- _About this exercise_: Using the data below, copy out all lines with the word "true".
***
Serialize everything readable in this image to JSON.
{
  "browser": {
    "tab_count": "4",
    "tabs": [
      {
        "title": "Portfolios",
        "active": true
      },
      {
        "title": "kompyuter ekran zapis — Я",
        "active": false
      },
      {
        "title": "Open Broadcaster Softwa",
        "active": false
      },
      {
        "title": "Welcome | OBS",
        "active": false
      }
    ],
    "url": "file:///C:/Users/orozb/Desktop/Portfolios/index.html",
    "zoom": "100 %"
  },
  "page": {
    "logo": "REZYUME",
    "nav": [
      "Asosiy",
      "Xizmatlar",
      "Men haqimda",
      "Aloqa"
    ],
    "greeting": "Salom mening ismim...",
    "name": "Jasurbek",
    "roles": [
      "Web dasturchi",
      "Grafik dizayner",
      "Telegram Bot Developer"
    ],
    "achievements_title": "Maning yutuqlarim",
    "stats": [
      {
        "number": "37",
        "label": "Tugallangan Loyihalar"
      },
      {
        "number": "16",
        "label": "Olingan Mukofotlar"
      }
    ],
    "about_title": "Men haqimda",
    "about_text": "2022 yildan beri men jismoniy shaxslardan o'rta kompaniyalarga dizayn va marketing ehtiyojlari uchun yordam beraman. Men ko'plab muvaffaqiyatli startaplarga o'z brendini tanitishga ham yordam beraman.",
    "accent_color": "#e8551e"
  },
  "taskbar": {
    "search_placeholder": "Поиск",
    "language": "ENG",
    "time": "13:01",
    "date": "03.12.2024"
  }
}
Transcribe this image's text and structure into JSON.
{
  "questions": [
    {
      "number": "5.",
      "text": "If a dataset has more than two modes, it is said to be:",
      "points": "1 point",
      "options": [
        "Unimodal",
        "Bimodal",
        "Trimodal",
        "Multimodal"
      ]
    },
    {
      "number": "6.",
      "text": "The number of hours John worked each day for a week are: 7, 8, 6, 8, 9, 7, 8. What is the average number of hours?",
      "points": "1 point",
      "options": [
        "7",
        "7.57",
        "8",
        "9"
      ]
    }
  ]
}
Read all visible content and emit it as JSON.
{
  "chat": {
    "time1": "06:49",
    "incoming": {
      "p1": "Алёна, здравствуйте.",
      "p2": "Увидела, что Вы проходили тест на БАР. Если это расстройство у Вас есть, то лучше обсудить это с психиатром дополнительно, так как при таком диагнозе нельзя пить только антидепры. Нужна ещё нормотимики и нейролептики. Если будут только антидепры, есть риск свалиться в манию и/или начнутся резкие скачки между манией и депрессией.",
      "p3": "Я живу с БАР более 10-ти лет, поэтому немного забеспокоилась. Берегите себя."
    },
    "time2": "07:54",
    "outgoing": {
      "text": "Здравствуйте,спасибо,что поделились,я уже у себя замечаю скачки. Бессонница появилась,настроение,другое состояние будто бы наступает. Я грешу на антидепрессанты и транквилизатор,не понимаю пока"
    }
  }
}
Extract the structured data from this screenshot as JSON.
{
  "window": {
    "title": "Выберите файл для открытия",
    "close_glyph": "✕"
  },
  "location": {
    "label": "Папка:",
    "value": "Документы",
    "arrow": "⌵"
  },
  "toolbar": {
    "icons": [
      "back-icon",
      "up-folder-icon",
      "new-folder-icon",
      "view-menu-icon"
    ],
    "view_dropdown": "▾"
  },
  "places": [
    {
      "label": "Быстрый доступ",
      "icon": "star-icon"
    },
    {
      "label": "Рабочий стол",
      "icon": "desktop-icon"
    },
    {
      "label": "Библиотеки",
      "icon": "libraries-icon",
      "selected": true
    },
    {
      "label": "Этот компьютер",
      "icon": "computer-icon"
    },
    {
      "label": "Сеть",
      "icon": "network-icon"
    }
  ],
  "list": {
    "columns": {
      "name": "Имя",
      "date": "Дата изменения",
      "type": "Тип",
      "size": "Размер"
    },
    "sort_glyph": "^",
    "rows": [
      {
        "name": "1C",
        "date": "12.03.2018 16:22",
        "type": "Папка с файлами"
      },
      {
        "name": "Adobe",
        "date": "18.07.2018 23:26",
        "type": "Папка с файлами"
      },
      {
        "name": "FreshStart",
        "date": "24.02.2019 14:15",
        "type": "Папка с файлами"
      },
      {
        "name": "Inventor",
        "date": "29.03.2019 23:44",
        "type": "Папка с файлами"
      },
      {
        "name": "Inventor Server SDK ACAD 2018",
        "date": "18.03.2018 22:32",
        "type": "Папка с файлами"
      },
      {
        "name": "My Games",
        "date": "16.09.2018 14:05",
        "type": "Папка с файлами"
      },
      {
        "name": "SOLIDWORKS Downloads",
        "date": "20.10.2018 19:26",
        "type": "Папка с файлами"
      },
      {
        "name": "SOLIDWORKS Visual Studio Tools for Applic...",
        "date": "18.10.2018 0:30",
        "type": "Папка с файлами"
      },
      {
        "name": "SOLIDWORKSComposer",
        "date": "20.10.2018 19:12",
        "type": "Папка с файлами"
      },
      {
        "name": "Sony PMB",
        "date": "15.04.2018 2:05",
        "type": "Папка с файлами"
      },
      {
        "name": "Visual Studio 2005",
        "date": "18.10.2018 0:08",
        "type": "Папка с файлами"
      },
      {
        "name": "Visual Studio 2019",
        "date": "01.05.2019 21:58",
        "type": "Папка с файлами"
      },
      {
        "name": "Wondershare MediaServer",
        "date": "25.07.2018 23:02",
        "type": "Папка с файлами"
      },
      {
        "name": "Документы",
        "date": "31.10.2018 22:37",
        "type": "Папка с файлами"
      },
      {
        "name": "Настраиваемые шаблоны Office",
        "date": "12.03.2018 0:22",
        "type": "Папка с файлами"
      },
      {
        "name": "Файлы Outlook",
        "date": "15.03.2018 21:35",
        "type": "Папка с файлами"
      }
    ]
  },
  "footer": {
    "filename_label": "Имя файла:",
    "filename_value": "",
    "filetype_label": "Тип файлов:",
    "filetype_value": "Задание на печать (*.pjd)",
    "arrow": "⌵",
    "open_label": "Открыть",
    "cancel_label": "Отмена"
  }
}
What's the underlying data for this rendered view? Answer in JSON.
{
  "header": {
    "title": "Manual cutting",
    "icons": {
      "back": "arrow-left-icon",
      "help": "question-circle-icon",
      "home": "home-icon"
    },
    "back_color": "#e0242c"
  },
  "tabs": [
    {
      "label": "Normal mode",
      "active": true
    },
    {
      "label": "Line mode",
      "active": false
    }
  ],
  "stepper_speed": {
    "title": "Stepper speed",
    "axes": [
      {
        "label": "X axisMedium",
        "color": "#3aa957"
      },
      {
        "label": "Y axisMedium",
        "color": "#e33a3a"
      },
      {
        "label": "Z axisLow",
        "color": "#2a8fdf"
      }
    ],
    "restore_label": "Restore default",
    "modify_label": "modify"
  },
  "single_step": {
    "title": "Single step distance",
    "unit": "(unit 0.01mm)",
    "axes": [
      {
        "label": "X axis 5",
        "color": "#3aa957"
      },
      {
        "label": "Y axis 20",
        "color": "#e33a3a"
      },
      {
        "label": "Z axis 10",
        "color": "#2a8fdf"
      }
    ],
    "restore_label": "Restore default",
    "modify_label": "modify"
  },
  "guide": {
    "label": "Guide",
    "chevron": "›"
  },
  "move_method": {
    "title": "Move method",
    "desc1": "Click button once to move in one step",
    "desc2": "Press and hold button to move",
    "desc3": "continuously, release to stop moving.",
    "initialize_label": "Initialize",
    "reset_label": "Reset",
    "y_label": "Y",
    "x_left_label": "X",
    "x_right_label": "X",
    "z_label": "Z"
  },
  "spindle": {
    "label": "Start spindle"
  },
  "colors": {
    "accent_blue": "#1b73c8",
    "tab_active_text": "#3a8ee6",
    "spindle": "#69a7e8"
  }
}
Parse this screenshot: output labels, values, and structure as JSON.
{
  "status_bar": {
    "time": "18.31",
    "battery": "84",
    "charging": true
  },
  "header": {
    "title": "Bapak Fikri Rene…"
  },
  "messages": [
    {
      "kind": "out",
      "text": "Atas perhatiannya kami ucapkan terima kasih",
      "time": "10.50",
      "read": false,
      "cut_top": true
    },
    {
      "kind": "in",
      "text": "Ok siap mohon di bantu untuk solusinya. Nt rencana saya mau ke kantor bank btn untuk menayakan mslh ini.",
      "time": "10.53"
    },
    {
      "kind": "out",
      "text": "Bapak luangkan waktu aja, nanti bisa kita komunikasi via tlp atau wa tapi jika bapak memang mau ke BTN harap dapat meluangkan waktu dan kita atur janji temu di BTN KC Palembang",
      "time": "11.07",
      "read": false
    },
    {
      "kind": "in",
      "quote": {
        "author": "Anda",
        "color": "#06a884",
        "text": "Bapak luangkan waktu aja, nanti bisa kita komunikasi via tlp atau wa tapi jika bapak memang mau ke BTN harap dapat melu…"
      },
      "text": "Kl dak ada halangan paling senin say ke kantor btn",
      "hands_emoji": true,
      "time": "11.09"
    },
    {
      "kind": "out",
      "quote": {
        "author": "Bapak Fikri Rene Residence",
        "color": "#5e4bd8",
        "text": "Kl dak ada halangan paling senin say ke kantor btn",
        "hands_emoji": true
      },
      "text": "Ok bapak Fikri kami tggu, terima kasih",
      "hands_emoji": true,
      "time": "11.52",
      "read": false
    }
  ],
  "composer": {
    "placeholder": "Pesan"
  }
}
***
- _Reply_:
        "active": true
      "selected": true
      "active": true
    "charging": true
      "cut_top": true
      "hands_emoji": true,
        "hands_emoji": true
      "hands_emoji": true,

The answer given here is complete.